2015: Maximum Card 92
This maximum card features Campanula persicifolia, the fairy bell flower or peach-leaved bellflower.
2015: Peach-leaved Bellflower

I have never been happy with any of my photographs of bell flowers but the photographer here, Andy Horner, shows how it should be done.  The card also has postage paid image on the reverse
Lastly something tropical
1975: Flowers
the Giant granadilla (Passiflora quadrangularis).  I have read that this flowering vine can grow over 50 ft in a season, it also produces fruit. 

An entry to Sunday Stamps II theme - Flowers - visit the garden at See It On A Postcard

Friday, 17 March 2017

Sri Lanka

This week I am travelling in my imagination to Sri Lanka. The postcard features some of the fauna of Yala National Park, a wildlife sanctuary in the south east of the country.  One of its strap lines is "Glorious Past and Spectacular Present" for the area was a centre of ancient civilizations, so this combines two things I love, nature and history. It sounds as though Yala National Park has everything, monsoon forests, freshwater and marine wetlands and many other ecosystems.
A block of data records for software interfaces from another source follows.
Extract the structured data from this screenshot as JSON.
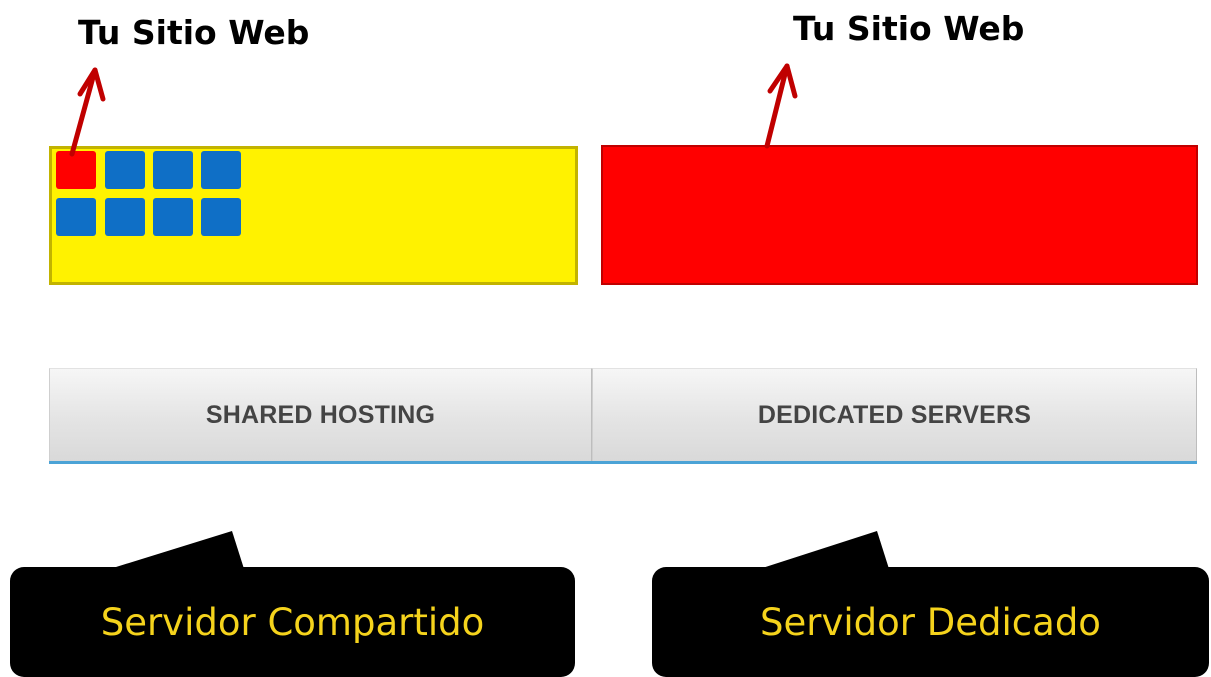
{
  "top_labels": {
    "left": "Tu Sitio Web",
    "right": "Tu Sitio Web"
  },
  "shared_hosting_box": {
    "color": "#fff200",
    "site_rows": 2,
    "sites_per_row": 4,
    "highlighted_site": "first",
    "highlight_color": "#ff0000",
    "other_sites_color": "#0f6fc6"
  },
  "dedicated_server_box": {
    "color": "#ff0000"
  },
  "tabs": [
    {
      "label": "SHARED HOSTING"
    },
    {
      "label": "DEDICATED SERVERS"
    }
  ],
  "callouts": {
    "shared": "Servidor Compartido",
    "dedicated": "Servidor Dedicado",
    "text_color": "#f5d31c",
    "background": "#000000"
  },
  "arrow_color": "#c00000"
}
It closes for a few months  during the drought season but last year the rains came early so it reopened early.  It also closes during the mating season of the native Sri Lankan leopard (Panthera pardus kotiya).

Yala National Park is also known for the number of birds  that can be seen in this area of 378 square miles (979 sq kilometres) which totals 215 species.  It is appropriate that the stamps the card came with were two birds endemic to Sri Lanka -
1993: Birds of Sri Lanka
the Ceylon Hill Mynah and the Ceylon Brown Capped Babbler.  Both species are known for their calls.  The Capped Babbler nests on the ground in forest undergrowth and is difficult to see but they are noisy birds so one will definitely hear them.
 Yala is marked on the map by the Sri Lankan elephant on the south east corner. 

Postcards for the Weekend theme - a card from a country you would want to visit - dream of travel at Connections to the World